Going line by line through the data below, how many lines contain the word "potential"? Give only the number.

◆ ◆ ◆ ◆ ◆

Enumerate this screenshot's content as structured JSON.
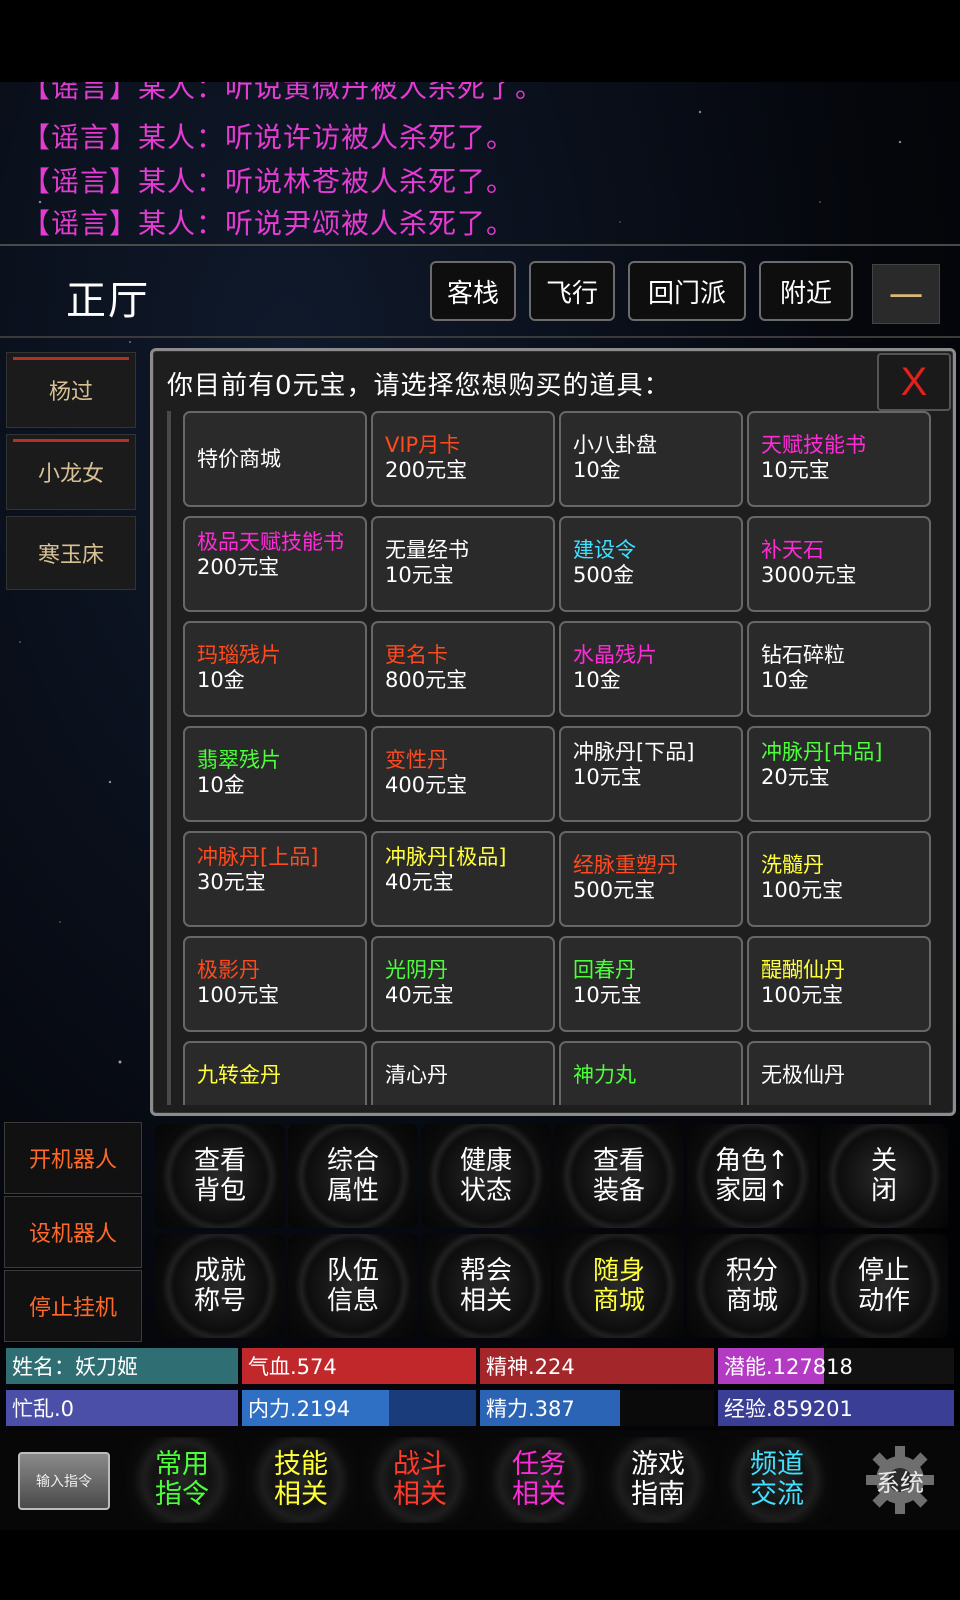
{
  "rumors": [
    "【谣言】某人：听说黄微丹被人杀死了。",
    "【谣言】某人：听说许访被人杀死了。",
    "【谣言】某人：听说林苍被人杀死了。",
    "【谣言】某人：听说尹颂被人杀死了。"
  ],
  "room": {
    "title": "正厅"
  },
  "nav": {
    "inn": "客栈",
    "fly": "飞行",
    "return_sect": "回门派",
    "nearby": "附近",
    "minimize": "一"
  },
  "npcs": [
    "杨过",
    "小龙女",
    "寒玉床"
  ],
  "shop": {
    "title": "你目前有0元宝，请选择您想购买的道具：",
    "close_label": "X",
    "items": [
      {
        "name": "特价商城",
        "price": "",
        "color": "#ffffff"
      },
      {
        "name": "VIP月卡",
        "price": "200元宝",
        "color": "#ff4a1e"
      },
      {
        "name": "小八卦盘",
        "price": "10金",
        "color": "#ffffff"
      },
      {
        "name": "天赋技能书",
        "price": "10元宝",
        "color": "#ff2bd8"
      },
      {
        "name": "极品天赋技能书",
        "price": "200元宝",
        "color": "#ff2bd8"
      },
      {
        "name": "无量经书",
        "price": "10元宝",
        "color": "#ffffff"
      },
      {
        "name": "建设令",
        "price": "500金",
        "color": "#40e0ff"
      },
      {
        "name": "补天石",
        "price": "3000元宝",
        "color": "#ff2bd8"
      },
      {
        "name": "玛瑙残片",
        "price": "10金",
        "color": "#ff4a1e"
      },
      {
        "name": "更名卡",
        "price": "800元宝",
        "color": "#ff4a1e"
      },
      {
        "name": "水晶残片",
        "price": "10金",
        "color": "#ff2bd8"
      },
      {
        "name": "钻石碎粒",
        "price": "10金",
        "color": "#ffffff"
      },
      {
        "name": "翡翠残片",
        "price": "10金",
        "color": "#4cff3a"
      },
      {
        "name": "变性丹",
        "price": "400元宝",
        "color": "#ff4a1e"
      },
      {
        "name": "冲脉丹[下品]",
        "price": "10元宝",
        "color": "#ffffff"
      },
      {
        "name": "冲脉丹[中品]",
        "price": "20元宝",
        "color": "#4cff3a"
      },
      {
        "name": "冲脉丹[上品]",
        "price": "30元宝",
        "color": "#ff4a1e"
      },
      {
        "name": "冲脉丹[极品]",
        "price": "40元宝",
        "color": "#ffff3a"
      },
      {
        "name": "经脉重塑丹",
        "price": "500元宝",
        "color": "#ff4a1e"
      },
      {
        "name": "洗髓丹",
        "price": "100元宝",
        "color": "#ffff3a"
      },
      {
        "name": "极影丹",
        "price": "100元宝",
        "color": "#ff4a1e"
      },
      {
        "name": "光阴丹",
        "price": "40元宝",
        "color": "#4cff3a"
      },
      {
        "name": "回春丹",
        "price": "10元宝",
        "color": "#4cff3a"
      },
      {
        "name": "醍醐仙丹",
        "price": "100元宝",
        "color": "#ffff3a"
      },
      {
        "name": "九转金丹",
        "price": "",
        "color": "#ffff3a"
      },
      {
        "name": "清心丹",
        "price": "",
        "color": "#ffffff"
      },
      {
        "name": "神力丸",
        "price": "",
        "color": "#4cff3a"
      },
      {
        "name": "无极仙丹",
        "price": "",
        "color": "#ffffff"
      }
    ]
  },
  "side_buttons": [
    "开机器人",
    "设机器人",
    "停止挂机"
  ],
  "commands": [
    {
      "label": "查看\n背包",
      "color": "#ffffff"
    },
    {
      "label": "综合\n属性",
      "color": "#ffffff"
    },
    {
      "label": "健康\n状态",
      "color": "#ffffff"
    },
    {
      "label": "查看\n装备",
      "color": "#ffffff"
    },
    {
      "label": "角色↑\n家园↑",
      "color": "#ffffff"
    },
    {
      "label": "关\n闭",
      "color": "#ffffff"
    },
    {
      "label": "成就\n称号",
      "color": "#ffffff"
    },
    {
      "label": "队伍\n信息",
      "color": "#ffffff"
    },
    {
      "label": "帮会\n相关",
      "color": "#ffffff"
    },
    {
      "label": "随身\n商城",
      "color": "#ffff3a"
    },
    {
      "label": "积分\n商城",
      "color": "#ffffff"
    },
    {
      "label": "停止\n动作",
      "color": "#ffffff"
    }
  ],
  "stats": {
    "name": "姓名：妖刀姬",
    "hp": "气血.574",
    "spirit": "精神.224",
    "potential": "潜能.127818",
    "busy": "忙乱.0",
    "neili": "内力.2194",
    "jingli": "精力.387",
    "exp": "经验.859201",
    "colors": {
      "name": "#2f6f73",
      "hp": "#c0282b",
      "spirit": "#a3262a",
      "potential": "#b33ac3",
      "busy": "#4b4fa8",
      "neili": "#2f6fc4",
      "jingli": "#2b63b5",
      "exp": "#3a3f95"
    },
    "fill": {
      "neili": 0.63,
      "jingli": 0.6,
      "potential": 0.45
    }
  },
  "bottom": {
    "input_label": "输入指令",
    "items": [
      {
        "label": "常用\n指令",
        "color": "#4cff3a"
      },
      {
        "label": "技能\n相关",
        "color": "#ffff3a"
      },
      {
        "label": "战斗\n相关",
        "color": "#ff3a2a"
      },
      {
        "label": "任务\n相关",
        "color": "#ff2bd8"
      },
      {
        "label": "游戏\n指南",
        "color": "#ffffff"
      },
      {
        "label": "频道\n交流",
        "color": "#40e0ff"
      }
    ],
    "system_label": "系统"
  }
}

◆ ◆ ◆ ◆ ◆

## Response to the task
3